For each entry below, output it exactly as it stands.

(Dataset rows for apps and sites)
--

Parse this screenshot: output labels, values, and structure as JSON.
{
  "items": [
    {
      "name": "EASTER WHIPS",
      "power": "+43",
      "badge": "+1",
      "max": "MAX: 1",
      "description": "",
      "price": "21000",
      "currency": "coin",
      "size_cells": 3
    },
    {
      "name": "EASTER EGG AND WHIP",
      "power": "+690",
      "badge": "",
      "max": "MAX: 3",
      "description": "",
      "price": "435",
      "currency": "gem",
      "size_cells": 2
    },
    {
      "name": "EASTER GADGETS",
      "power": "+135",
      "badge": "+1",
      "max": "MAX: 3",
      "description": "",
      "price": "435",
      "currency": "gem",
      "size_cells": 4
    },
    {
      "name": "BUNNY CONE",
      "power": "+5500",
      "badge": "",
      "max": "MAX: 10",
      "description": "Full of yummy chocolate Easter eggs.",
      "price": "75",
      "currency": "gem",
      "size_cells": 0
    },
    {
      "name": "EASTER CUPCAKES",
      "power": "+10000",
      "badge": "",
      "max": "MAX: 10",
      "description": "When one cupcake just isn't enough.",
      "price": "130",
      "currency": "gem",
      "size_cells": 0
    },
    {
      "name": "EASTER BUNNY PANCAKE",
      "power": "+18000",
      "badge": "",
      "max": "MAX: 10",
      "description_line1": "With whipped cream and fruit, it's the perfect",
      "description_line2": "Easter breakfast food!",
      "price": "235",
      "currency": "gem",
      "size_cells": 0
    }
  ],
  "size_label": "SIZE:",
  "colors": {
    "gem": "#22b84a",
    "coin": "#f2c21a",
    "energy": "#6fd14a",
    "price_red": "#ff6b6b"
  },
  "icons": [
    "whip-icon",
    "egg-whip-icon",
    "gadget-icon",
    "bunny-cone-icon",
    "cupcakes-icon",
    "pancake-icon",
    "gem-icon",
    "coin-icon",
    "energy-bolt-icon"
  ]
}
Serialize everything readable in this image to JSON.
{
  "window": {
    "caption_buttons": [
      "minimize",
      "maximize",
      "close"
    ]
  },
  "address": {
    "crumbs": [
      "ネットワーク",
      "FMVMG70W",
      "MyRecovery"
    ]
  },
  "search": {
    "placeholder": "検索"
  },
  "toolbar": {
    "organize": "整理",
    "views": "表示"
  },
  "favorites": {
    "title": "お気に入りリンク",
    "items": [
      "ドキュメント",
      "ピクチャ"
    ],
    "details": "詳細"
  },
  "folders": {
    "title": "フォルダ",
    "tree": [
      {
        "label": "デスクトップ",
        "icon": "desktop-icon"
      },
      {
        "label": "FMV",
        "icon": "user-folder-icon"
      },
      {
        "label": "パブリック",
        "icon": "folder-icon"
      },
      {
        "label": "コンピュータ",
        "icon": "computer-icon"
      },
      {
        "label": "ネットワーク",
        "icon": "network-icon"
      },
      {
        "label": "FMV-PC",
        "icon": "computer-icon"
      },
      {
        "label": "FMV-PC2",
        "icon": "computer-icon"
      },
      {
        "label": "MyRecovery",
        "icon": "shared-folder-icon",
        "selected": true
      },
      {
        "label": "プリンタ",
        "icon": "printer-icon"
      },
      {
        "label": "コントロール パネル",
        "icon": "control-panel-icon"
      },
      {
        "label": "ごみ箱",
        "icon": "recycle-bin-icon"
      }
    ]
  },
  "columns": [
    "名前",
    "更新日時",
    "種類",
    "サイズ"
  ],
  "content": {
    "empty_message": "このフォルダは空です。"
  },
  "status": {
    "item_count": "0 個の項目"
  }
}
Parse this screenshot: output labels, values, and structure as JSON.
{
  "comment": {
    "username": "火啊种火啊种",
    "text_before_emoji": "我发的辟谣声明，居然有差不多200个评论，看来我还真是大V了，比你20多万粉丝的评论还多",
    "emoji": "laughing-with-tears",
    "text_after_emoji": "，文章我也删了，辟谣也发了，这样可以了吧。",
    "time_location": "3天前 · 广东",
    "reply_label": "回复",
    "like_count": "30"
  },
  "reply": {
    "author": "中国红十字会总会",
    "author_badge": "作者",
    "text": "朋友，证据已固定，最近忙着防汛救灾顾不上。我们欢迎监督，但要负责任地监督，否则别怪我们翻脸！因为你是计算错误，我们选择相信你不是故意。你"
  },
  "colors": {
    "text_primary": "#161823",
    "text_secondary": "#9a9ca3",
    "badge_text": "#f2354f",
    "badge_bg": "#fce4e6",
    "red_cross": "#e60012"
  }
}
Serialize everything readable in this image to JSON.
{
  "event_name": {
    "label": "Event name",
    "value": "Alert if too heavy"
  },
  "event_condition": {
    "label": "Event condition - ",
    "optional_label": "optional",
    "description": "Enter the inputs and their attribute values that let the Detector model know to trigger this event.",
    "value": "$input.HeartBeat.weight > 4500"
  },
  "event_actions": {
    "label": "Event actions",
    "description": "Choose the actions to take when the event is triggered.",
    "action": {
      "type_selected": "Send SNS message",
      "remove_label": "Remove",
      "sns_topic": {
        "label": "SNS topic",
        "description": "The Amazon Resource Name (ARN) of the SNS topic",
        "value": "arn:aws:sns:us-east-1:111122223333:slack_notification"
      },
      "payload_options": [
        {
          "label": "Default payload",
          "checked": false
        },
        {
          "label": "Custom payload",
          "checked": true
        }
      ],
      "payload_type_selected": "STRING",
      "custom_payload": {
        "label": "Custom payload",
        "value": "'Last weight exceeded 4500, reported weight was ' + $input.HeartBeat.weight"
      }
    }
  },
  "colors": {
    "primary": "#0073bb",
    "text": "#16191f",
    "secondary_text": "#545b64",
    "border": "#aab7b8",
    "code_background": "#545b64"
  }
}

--

▸ Exercise output
Parse this screenshot: output labels, values, and structure as JSON.
{
  "items": [
    {
      "name": "EASTER WHIPS",
      "power": "+43",
      "badge": "+1",
      "max": "MAX: 1",
      "description": "",
      "price": "21000",
      "currency": "coin",
      "size_cells": 3
    },
    {
      "name": "EASTER EGG AND WHIP",
      "power": "+690",
      "badge": "",
      "max": "MAX: 3",
      "description": "",
      "price": "435",
      "currency": "gem",
      "size_cells": 2
    },
    {
      "name": "EASTER GADGETS",
      "power": "+135",
      "badge": "+1",
      "max": "MAX: 3",
      "description": "",
      "price": "435",
      "currency": "gem",
      "size_cells": 4
    },
    {
      "name": "BUNNY CONE",
      "power": "+5500",
      "badge": "",
      "max": "MAX: 10",
      "description": "Full of yummy chocolate Easter eggs.",
      "price": "75",
      "currency": "gem",
      "size_cells": 0
    },
    {
      "name": "EASTER CUPCAKES",
      "power": "+10000",
      "badge": "",
      "max": "MAX: 10",
      "description": "When one cupcake just isn't enough.",
      "price": "130",
      "currency": "gem",
      "size_cells": 0
    },
    {
      "name": "EASTER BUNNY PANCAKE",
      "power": "+18000",
      "badge": "",
      "max": "MAX: 10",
      "description_line1": "With whipped cream and fruit, it's the perfect",
      "description_line2": "Easter breakfast food!",
      "price": "235",
      "currency": "gem",
      "size_cells": 0
    }
  ],
  "size_label": "SIZE:",
  "colors": {
    "gem": "#22b84a",
    "coin": "#f2c21a",
    "energy": "#6fd14a",
    "price_red": "#ff6b6b"
  },
  "icons": [
    "whip-icon",
    "egg-whip-icon",
    "gadget-icon",
    "bunny-cone-icon",
    "cupcakes-icon",
    "pancake-icon",
    "gem-icon",
    "coin-icon",
    "energy-bolt-icon"
  ]
}
Serialize everything readable in this image to JSON.
{
  "window": {
    "caption_buttons": [
      "minimize",
      "maximize",
      "close"
    ]
  },
  "address": {
    "crumbs": [
      "ネットワーク",
      "FMVMG70W",
      "MyRecovery"
    ]
  },
  "search": {
    "placeholder": "検索"
  },
  "toolbar": {
    "organize": "整理",
    "views": "表示"
  },
  "favorites": {
    "title": "お気に入りリンク",
    "items": [
      "ドキュメント",
      "ピクチャ"
    ],
    "details": "詳細"
  },
  "folders": {
    "title": "フォルダ",
    "tree": [
      {
        "label": "デスクトップ",
        "icon": "desktop-icon"
      },
      {
        "label": "FMV",
        "icon": "user-folder-icon"
      },
      {
        "label": "パブリック",
        "icon": "folder-icon"
      },
      {
        "label": "コンピュータ",
        "icon": "computer-icon"
      },
      {
        "label": "ネットワーク",
        "icon": "network-icon"
      },
      {
        "label": "FMV-PC",
        "icon": "computer-icon"
      },
      {
        "label": "FMV-PC2",
        "icon": "computer-icon"
      },
      {
        "label": "MyRecovery",
        "icon": "shared-folder-icon",
        "selected": true
      },
      {
        "label": "プリンタ",
        "icon": "printer-icon"
      },
      {
        "label": "コントロール パネル",
        "icon": "control-panel-icon"
      },
      {
        "label": "ごみ箱",
        "icon": "recycle-bin-icon"
      }
    ]
  },
  "columns": [
    "名前",
    "更新日時",
    "種類",
    "サイズ"
  ],
  "content": {
    "empty_message": "このフォルダは空です。"
  },
  "status": {
    "item_count": "0 個の項目"
  }
}
Parse this screenshot: output labels, values, and structure as JSON.
{
  "comment": {
    "username": "火啊种火啊种",
    "text_before_emoji": "我发的辟谣声明，居然有差不多200个评论，看来我还真是大V了，比你20多万粉丝的评论还多",
    "emoji": "laughing-with-tears",
    "text_after_emoji": "，文章我也删了，辟谣也发了，这样可以了吧。",
    "time_location": "3天前 · 广东",
    "reply_label": "回复",
    "like_count": "30"
  },
  "reply": {
    "author": "中国红十字会总会",
    "author_badge": "作者",
    "text": "朋友，证据已固定，最近忙着防汛救灾顾不上。我们欢迎监督，但要负责任地监督，否则别怪我们翻脸！因为你是计算错误，我们选择相信你不是故意。你"
  },
  "colors": {
    "text_primary": "#161823",
    "text_secondary": "#9a9ca3",
    "badge_text": "#f2354f",
    "badge_bg": "#fce4e6",
    "red_cross": "#e60012"
  }
}
Serialize everything readable in this image to JSON.
{
  "event_name": {
    "label": "Event name",
    "value": "Alert if too heavy"
  },
  "event_condition": {
    "label": "Event condition - ",
    "optional_label": "optional",
    "description": "Enter the inputs and their attribute values that let the Detector model know to trigger this event.",
    "value": "$input.HeartBeat.weight > 4500"
  },
  "event_actions": {
    "label": "Event actions",
    "description": "Choose the actions to take when the event is triggered.",
    "action": {
      "type_selected": "Send SNS message",
      "remove_label": "Remove",
      "sns_topic": {
        "label": "SNS topic",
        "description": "The Amazon Resource Name (ARN) of the SNS topic",
        "value": "arn:aws:sns:us-east-1:111122223333:slack_notification"
      },
      "payload_options": [
        {
          "label": "Default payload",
          "checked": false
        },
        {
          "label": "Custom payload",
          "checked": true
        }
      ],
      "payload_type_selected": "STRING",
      "custom_payload": {
        "label": "Custom payload",
        "value": "'Last weight exceeded 4500, reported weight was ' + $input.HeartBeat.weight"
      }
    }
  },
  "colors": {
    "primary": "#0073bb",
    "text": "#16191f",
    "secondary_text": "#545b64",
    "border": "#aab7b8",
    "code_background": "#545b64"
  }
}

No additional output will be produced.